Data for this exercise:

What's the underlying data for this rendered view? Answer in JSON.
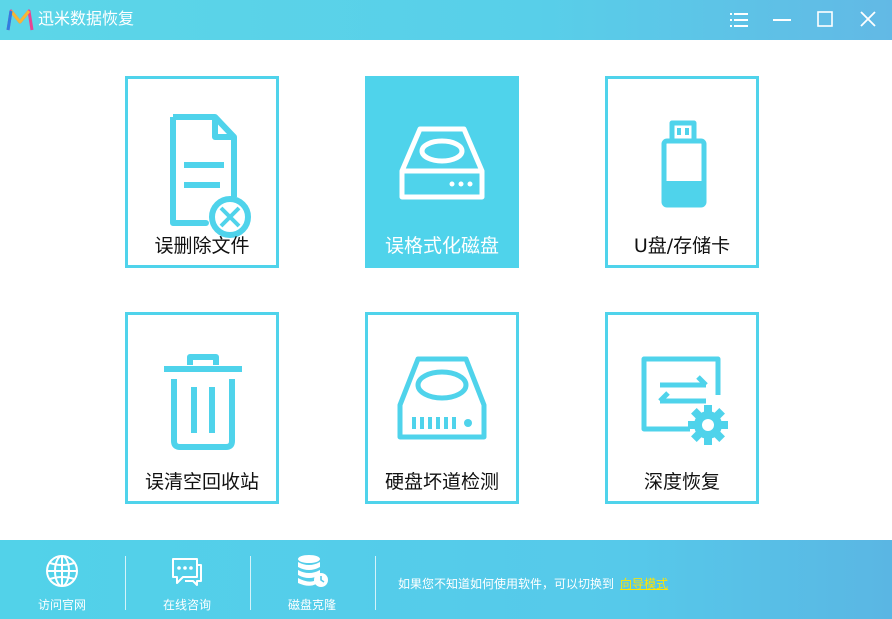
{
  "app": {
    "title": "迅米数据恢复"
  },
  "cards": [
    {
      "label": "误删除文件"
    },
    {
      "label": "误格式化磁盘"
    },
    {
      "label": "U盘/存储卡"
    },
    {
      "label": "误清空回收站"
    },
    {
      "label": "硬盘坏道检测"
    },
    {
      "label": "深度恢复"
    }
  ],
  "footer": {
    "items": [
      {
        "label": "访问官网"
      },
      {
        "label": "在线咨询"
      },
      {
        "label": "磁盘克隆"
      }
    ],
    "hint": "如果您不知道如何使用软件，可以切换到",
    "link": "向导模式"
  },
  "colors": {
    "accent": "#4fd3eb",
    "link": "#ffe400"
  },
  "icons": {
    "titlebar": [
      "menu-icon",
      "minimize-icon",
      "maximize-icon",
      "close-icon"
    ],
    "cards": [
      "deleted-file-icon",
      "disk-drive-icon",
      "usb-drive-icon",
      "trash-bin-icon",
      "hard-disk-icon",
      "deep-recovery-icon"
    ],
    "footer": [
      "globe-icon",
      "chat-icon",
      "database-clone-icon"
    ]
  }
}
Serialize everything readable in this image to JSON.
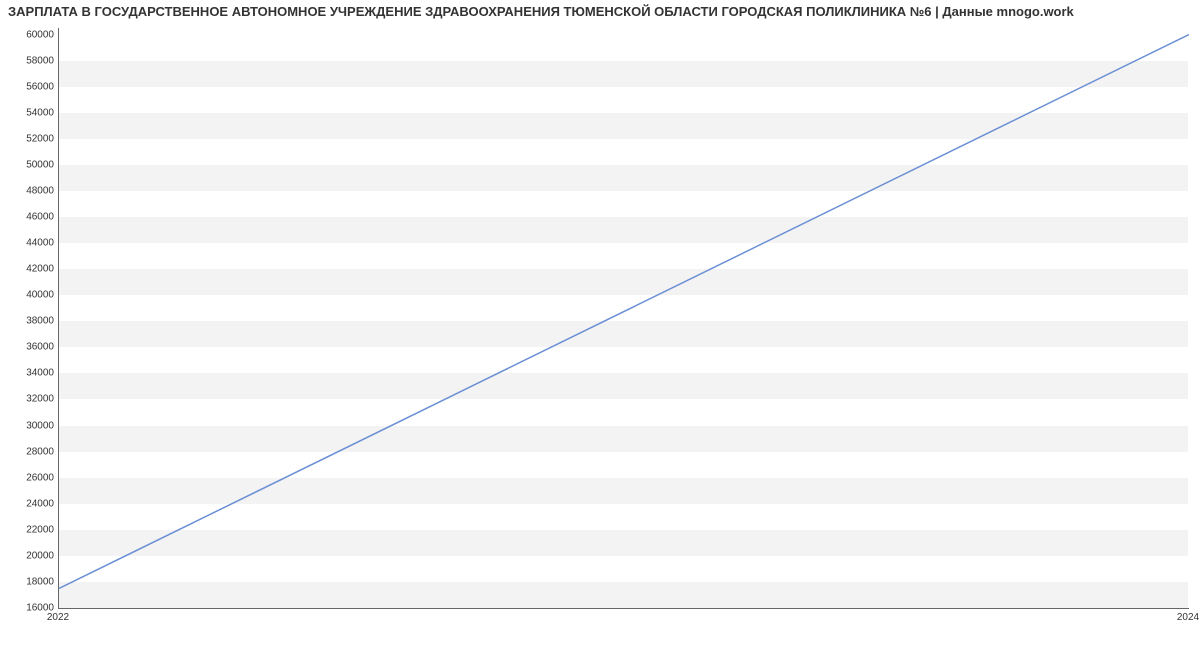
{
  "title": "ЗАРПЛАТА В ГОСУДАРСТВЕННОЕ АВТОНОМНОЕ УЧРЕЖДЕНИЕ ЗДРАВООХРАНЕНИЯ ТЮМЕНСКОЙ ОБЛАСТИ ГОРОДСКАЯ ПОЛИКЛИНИКА №6 | Данные mnogo.work",
  "chart_data": {
    "type": "line",
    "title": "ЗАРПЛАТА В ГОСУДАРСТВЕННОЕ АВТОНОМНОЕ УЧРЕЖДЕНИЕ ЗДРАВООХРАНЕНИЯ ТЮМЕНСКОЙ ОБЛАСТИ ГОРОДСКАЯ ПОЛИКЛИНИКА №6 | Данные mnogo.work",
    "xlabel": "",
    "ylabel": "",
    "x": [
      2022,
      2024
    ],
    "values": [
      17500,
      60000
    ],
    "x_ticks": [
      2022,
      2024
    ],
    "y_ticks": [
      16000,
      18000,
      20000,
      22000,
      24000,
      26000,
      28000,
      30000,
      32000,
      34000,
      36000,
      38000,
      40000,
      42000,
      44000,
      46000,
      48000,
      50000,
      52000,
      54000,
      56000,
      58000,
      60000
    ],
    "xlim": [
      2022,
      2024
    ],
    "ylim": [
      16000,
      60500
    ],
    "grid": true,
    "line_color": "#6a8fd4"
  }
}
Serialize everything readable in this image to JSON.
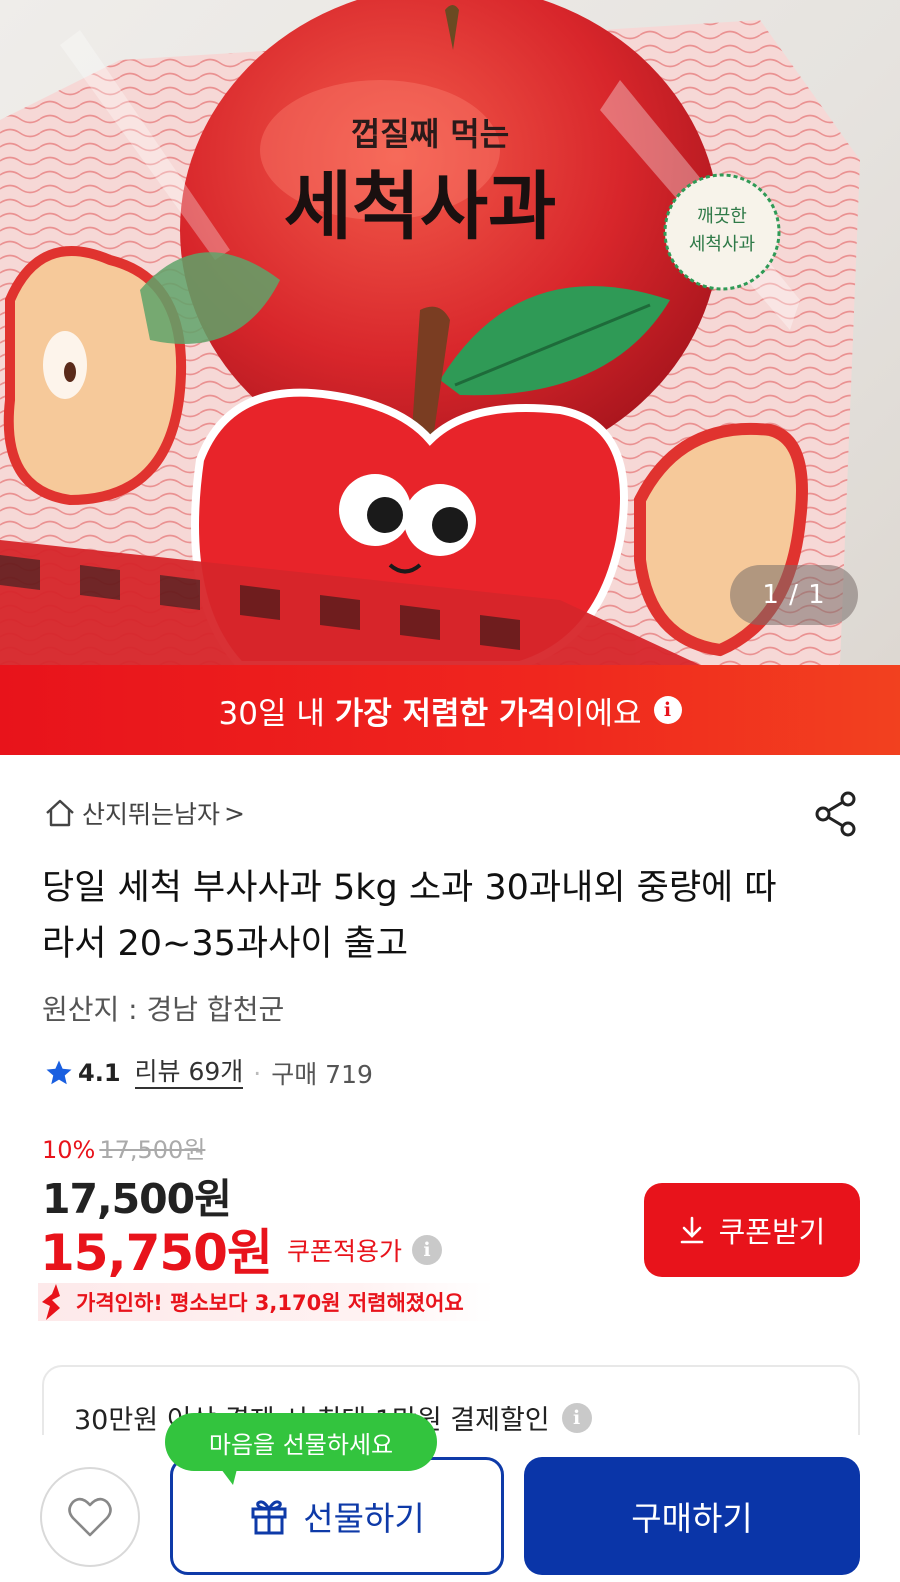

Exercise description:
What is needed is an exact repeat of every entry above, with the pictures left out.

Expected answer:
What's the underlying data for this rendered view? Answer in JSON.
{
  "app": {
    "title": "迅米数据恢复"
  },
  "cards": [
    {
      "label": "误删除文件"
    },
    {
      "label": "误格式化磁盘"
    },
    {
      "label": "U盘/存储卡"
    },
    {
      "label": "误清空回收站"
    },
    {
      "label": "硬盘坏道检测"
    },
    {
      "label": "深度恢复"
    }
  ],
  "footer": {
    "items": [
      {
        "label": "访问官网"
      },
      {
        "label": "在线咨询"
      },
      {
        "label": "磁盘克隆"
      }
    ],
    "hint": "如果您不知道如何使用软件，可以切换到",
    "link": "向导模式"
  },
  "colors": {
    "accent": "#4fd3eb",
    "link": "#ffe400"
  },
  "icons": {
    "titlebar": [
      "menu-icon",
      "minimize-icon",
      "maximize-icon",
      "close-icon"
    ],
    "cards": [
      "deleted-file-icon",
      "disk-drive-icon",
      "usb-drive-icon",
      "trash-bin-icon",
      "hard-disk-icon",
      "deep-recovery-icon"
    ],
    "footer": [
      "globe-icon",
      "chat-icon",
      "database-clone-icon"
    ]
  }
}
Serialize everything readable in this image to JSON.
{
  "title": "ЗАРПЛАТА В ГОСУДАРСТВЕННОЕ АВТОНОМНОЕ УЧРЕЖДЕНИЕ ЗДРАВООХРАНЕНИЯ ТЮМЕНСКОЙ ОБЛАСТИ ГОРОДСКАЯ ПОЛИКЛИНИКА №6 | Данные mnogo.work",
  "chart_data": {
    "type": "line",
    "title": "ЗАРПЛАТА В ГОСУДАРСТВЕННОЕ АВТОНОМНОЕ УЧРЕЖДЕНИЕ ЗДРАВООХРАНЕНИЯ ТЮМЕНСКОЙ ОБЛАСТИ ГОРОДСКАЯ ПОЛИКЛИНИКА №6 | Данные mnogo.work",
    "xlabel": "",
    "ylabel": "",
    "x": [
      2022,
      2024
    ],
    "values": [
      17500,
      60000
    ],
    "x_ticks": [
      2022,
      2024
    ],
    "y_ticks": [
      16000,
      18000,
      20000,
      22000,
      24000,
      26000,
      28000,
      30000,
      32000,
      34000,
      36000,
      38000,
      40000,
      42000,
      44000,
      46000,
      48000,
      50000,
      52000,
      54000,
      56000,
      58000,
      60000
    ],
    "xlim": [
      2022,
      2024
    ],
    "ylim": [
      16000,
      60500
    ],
    "grid": true,
    "line_color": "#6a8fd4"
  }
}
Serialize everything readable in this image to JSON.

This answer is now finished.